I hope the international powers that are will find a solution to the problem soon and I feel India’s voice matters a lot in times like these. The international community has to come together and stand up for Afghanistan otherwise it will have ramifications for the whole world. Bahut mushkil waqt hai, dua ke alawa ab kuch aur nahi kar sakte. (These are tough times. It is all in God’s hands now.
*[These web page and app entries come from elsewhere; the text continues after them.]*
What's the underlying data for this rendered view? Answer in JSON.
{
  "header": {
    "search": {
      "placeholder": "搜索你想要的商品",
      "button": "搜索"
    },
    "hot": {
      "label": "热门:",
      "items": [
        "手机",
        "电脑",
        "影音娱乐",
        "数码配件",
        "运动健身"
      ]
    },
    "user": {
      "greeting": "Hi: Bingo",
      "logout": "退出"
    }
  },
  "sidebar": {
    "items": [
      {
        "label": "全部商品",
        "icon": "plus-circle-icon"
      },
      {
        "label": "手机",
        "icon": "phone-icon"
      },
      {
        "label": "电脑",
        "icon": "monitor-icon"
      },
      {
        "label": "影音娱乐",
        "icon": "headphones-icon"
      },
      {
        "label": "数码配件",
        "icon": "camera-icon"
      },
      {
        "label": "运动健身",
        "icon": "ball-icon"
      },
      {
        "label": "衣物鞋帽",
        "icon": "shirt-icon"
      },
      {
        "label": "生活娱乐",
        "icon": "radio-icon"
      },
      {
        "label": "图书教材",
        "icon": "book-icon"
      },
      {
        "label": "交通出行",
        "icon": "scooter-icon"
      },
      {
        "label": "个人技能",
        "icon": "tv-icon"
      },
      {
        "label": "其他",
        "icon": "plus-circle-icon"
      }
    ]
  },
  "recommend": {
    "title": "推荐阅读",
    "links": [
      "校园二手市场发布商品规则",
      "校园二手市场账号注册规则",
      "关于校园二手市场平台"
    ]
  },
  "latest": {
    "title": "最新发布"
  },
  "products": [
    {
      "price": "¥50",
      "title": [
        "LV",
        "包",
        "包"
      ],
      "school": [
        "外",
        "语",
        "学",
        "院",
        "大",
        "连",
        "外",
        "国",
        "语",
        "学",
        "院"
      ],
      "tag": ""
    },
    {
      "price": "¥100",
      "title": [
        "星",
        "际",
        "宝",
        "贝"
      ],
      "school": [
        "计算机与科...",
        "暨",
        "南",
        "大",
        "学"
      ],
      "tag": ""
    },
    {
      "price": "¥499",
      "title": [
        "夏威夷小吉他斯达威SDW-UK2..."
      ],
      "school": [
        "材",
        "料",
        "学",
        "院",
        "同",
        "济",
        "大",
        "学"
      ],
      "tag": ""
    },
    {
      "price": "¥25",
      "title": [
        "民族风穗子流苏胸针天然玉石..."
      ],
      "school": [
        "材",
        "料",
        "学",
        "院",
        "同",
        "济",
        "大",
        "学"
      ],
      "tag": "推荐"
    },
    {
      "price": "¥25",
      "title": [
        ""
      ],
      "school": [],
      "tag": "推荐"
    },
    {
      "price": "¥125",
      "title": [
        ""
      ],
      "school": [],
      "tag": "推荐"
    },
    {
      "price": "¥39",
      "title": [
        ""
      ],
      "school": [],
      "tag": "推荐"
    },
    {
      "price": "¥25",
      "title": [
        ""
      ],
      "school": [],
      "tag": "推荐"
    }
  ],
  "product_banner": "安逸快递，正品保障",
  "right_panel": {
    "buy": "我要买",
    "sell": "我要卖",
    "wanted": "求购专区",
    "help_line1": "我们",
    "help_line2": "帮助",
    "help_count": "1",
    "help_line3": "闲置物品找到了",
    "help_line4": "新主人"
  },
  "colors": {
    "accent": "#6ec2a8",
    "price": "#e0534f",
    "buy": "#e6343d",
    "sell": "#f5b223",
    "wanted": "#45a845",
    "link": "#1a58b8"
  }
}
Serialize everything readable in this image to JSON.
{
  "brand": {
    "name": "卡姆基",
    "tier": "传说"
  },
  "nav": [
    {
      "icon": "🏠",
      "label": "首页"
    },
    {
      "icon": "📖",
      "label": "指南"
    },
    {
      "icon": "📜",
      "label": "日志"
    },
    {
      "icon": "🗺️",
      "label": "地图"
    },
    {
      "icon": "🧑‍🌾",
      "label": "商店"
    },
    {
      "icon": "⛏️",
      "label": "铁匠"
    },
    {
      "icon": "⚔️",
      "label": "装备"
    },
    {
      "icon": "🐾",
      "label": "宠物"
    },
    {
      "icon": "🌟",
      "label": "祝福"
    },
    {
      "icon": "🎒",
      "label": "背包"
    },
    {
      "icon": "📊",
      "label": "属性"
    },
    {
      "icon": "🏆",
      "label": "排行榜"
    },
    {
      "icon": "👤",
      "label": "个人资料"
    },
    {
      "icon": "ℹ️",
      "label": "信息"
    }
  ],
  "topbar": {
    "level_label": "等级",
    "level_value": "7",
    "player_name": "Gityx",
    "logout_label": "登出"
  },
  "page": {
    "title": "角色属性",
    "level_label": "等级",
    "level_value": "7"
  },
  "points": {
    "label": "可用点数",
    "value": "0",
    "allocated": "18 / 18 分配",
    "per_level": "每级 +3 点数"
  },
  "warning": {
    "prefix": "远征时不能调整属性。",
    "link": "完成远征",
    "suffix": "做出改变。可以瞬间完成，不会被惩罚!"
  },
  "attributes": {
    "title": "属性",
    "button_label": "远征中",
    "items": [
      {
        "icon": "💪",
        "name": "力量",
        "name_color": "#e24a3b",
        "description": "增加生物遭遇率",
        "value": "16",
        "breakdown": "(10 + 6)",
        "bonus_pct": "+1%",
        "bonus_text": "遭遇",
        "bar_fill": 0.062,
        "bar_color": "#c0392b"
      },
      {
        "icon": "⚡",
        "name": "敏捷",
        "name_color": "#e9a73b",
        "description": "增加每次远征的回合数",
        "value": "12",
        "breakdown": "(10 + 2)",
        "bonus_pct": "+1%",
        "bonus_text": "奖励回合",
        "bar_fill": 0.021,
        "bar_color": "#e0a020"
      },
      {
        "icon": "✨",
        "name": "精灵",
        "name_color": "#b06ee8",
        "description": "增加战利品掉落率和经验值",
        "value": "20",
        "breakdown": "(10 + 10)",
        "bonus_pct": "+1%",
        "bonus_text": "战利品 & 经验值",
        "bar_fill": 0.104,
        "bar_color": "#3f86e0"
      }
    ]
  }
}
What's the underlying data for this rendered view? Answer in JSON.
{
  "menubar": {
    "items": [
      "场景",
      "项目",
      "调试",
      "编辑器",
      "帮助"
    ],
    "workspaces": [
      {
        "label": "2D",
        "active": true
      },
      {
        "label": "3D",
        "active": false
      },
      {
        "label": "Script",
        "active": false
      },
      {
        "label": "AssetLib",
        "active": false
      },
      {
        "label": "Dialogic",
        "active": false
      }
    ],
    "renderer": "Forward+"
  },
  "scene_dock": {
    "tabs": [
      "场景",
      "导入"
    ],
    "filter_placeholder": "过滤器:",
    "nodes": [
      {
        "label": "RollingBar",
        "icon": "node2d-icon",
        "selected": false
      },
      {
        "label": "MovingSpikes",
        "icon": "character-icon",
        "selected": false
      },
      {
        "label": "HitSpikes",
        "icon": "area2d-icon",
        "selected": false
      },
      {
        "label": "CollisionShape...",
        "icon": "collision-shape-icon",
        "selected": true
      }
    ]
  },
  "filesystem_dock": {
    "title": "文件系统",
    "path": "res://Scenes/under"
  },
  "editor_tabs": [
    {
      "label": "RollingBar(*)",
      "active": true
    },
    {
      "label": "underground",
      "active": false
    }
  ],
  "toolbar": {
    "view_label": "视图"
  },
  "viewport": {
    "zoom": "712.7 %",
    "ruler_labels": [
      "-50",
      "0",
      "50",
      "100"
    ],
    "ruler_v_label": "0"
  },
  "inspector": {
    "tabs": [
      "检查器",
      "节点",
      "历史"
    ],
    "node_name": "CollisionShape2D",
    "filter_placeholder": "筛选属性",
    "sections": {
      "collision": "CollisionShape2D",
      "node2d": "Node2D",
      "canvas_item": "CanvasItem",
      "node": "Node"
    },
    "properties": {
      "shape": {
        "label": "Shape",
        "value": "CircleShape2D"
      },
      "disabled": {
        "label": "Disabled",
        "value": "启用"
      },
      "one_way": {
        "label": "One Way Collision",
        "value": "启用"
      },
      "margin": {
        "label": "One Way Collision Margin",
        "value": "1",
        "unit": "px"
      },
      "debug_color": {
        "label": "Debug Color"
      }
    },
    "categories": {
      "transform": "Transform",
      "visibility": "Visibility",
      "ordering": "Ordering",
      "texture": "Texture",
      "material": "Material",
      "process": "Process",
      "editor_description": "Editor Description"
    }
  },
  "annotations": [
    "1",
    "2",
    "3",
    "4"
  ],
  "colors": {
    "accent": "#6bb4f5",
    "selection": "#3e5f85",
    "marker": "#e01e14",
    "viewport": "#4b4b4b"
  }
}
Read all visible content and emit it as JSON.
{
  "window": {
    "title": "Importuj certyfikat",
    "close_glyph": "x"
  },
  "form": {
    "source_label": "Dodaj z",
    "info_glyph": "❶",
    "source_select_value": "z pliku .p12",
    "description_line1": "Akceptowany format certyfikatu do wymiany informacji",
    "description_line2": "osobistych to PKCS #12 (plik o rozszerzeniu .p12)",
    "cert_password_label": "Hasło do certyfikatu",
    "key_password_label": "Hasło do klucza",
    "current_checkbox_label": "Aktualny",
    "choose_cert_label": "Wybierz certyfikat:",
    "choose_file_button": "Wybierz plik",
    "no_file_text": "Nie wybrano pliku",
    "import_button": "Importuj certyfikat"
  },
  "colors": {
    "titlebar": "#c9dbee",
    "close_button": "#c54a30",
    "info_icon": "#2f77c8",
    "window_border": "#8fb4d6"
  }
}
We can only pray for the safety of everyone).

– As Told To Yog Maya Singh